---------- Supplied data

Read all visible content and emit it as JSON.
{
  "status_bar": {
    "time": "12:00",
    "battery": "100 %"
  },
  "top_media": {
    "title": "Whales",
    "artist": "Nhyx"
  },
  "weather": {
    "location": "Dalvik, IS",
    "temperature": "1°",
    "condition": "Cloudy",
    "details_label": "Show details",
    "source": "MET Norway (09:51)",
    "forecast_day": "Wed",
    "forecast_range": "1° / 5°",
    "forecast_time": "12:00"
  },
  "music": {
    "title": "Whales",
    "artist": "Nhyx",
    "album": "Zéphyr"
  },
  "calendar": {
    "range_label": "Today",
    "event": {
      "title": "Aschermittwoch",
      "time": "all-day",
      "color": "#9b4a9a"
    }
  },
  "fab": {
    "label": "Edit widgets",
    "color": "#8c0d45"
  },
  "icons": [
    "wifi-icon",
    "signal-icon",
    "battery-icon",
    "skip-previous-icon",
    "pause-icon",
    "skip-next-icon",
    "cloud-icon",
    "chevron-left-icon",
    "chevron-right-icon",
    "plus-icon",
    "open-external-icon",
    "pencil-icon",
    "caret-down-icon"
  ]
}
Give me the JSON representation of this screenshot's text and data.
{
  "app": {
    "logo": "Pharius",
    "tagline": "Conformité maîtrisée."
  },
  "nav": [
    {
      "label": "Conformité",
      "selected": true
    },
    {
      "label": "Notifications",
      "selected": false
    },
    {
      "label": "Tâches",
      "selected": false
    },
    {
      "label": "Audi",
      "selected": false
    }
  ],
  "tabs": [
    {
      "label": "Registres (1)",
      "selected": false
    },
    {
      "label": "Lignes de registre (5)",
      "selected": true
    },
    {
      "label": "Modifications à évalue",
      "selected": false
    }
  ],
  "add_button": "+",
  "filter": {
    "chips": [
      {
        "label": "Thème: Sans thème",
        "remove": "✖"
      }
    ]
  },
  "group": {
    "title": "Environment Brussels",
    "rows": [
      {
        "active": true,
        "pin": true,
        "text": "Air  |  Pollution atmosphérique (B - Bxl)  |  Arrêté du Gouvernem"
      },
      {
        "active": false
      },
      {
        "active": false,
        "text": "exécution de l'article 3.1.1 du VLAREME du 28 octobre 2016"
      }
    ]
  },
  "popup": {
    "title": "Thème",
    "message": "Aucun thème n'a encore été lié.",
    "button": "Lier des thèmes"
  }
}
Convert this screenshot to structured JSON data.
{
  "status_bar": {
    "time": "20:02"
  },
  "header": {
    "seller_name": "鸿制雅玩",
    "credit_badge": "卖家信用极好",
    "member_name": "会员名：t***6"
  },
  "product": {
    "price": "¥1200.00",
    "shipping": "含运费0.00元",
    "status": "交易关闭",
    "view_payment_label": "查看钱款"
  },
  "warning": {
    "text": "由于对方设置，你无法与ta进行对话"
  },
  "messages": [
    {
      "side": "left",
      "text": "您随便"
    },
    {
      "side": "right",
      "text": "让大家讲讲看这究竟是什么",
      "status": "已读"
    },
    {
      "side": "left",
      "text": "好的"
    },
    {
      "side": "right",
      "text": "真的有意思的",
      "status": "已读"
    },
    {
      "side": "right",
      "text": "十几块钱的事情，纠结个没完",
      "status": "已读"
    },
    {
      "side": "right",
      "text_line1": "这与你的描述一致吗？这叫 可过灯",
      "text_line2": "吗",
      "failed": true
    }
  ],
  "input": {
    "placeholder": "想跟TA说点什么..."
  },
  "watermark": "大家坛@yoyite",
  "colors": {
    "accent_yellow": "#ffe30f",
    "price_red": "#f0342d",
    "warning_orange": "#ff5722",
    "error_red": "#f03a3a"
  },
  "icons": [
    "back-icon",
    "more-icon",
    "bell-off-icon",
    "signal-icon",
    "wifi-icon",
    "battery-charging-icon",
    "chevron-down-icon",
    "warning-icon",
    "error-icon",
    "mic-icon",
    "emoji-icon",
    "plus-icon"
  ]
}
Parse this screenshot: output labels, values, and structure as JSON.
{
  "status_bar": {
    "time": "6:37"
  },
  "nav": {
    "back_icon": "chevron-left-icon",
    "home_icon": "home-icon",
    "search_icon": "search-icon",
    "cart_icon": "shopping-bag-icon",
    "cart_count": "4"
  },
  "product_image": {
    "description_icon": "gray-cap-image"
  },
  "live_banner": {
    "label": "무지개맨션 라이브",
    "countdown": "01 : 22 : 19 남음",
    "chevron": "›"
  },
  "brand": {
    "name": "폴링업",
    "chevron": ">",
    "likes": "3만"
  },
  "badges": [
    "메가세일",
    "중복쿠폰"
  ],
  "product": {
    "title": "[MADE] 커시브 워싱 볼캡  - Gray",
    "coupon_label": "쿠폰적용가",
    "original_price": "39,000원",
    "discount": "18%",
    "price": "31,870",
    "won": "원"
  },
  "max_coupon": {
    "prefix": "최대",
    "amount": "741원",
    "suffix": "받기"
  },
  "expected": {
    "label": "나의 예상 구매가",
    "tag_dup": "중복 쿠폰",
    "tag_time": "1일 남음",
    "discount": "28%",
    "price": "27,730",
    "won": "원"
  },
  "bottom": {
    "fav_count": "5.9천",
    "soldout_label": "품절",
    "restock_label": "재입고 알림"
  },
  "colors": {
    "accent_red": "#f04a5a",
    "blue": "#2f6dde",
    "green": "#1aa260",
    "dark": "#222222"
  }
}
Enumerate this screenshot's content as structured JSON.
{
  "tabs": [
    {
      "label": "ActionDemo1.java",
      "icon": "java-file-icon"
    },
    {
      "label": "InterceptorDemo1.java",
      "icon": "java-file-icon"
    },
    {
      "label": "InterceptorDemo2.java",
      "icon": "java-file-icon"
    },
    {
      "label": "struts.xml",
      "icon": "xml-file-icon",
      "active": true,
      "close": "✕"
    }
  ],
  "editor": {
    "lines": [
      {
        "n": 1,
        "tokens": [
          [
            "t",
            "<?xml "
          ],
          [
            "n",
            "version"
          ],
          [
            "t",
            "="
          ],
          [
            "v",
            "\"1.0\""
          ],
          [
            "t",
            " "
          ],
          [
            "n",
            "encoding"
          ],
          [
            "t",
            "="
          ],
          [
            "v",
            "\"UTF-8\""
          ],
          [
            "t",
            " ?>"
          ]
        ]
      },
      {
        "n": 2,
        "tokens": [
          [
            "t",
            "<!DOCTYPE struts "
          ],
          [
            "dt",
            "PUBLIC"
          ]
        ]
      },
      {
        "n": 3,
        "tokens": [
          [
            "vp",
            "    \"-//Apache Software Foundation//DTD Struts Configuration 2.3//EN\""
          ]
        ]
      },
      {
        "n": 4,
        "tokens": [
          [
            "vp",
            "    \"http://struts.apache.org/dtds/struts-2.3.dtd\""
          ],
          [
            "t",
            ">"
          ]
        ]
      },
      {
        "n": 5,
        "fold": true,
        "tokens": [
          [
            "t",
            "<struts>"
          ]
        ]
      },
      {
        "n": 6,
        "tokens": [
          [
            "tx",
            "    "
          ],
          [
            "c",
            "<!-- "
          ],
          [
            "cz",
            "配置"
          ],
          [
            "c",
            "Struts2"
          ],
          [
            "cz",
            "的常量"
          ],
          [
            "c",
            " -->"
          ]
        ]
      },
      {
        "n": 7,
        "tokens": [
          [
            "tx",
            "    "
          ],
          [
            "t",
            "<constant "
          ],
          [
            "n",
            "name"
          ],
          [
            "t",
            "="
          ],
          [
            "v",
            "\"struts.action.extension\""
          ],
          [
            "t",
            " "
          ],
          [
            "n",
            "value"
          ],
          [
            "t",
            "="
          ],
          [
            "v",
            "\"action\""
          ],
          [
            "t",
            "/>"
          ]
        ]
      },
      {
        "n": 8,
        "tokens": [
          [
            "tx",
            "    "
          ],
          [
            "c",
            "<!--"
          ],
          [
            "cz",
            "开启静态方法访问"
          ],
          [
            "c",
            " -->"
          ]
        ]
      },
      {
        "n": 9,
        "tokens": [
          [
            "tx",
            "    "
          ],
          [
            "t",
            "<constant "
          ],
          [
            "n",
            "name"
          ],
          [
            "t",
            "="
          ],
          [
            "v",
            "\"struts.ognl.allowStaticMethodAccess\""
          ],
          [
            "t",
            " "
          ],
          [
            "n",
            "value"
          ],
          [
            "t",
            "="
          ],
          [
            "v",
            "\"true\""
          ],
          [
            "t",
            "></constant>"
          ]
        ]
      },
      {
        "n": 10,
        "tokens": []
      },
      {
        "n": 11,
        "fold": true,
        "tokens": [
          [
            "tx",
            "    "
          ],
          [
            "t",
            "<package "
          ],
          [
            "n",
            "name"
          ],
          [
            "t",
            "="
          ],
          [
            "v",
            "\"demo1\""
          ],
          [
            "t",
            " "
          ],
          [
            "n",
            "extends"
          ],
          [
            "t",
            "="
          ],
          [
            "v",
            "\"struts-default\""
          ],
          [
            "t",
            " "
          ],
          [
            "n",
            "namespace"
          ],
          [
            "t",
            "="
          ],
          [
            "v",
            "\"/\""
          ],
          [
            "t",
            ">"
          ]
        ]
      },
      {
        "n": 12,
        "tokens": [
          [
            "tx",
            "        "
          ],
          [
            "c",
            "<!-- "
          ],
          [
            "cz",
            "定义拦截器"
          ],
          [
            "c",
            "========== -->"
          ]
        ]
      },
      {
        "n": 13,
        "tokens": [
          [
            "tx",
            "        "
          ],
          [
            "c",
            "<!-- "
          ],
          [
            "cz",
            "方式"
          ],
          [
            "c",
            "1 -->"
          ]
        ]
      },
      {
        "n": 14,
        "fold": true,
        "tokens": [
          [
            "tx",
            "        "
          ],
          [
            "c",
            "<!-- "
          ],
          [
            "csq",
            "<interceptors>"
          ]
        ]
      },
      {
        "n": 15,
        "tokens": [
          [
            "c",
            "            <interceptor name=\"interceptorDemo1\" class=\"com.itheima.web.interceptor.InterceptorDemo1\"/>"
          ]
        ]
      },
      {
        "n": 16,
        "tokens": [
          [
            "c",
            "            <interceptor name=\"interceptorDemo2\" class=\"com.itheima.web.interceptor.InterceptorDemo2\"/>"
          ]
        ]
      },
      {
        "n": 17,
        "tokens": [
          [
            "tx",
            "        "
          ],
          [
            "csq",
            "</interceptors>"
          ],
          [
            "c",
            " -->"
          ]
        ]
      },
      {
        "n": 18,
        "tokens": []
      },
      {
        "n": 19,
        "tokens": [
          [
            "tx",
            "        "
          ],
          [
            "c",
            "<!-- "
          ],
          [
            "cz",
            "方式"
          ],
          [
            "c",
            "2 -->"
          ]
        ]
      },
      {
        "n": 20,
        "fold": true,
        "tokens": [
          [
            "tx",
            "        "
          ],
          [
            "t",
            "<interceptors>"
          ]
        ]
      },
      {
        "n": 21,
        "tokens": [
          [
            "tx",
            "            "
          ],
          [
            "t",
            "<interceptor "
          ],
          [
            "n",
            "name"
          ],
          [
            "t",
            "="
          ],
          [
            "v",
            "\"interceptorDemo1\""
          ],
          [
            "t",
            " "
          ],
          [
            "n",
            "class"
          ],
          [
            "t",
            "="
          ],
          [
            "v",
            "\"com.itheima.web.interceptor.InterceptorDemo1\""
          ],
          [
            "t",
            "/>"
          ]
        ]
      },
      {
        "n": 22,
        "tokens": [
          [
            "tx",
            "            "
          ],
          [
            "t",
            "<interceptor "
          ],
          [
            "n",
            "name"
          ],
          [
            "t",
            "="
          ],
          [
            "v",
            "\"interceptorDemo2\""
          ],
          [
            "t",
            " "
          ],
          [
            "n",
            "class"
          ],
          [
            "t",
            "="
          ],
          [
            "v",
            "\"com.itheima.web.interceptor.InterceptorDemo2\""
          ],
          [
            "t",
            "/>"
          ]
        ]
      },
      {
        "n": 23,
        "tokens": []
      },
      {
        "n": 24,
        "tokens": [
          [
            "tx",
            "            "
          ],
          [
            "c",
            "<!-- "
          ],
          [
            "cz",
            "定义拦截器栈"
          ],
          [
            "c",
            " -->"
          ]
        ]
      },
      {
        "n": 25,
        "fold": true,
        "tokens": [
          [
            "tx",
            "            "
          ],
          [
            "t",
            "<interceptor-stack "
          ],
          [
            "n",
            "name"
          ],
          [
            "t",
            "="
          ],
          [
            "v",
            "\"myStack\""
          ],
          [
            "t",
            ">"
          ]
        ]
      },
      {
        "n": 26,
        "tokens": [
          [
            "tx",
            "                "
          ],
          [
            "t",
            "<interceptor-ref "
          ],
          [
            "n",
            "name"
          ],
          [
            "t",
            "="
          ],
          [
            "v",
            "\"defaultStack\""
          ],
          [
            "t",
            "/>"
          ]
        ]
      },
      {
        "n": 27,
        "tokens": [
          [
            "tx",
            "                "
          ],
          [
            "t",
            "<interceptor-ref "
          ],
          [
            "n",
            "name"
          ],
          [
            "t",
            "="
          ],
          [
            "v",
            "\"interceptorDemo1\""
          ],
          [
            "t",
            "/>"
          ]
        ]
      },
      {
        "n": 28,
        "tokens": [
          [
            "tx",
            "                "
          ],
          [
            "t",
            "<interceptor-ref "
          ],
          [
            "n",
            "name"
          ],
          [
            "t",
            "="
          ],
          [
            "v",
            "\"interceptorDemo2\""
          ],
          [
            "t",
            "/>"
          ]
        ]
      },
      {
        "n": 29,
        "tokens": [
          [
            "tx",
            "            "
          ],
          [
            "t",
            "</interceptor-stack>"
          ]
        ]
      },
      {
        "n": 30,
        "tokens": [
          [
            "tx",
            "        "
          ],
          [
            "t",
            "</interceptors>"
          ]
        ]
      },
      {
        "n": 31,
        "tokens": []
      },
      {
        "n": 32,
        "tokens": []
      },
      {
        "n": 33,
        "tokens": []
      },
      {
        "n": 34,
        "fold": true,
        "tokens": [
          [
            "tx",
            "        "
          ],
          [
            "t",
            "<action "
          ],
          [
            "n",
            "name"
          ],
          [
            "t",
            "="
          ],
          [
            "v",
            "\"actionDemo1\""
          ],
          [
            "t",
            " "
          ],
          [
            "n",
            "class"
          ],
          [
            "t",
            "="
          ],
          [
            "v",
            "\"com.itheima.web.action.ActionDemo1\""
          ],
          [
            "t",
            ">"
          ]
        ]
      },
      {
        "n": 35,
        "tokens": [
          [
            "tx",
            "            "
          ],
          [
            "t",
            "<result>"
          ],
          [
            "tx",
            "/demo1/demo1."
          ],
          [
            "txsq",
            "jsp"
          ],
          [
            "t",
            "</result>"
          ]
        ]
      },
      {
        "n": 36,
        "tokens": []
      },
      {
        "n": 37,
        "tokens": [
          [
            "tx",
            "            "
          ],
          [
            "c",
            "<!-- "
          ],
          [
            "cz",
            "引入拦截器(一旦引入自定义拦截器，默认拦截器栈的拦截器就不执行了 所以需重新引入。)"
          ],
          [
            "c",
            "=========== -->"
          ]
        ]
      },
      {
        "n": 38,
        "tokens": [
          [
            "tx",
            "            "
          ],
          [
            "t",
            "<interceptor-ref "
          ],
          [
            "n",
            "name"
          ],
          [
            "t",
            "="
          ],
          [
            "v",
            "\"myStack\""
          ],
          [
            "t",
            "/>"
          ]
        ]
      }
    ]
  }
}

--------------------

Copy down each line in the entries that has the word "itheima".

### Output of the exercise
            "            <interceptor name=\"interceptorDemo1\" class=\"com.itheima.web.interceptor.InterceptorDemo1\"/>"
            "            <interceptor name=\"interceptorDemo2\" class=\"com.itheima.web.interceptor.InterceptorDemo2\"/>"
            "\"com.itheima.web.interceptor.InterceptorDemo1\""
            "\"com.itheima.web.interceptor.InterceptorDemo2\""
            "\"com.itheima.web.action.ActionDemo1\""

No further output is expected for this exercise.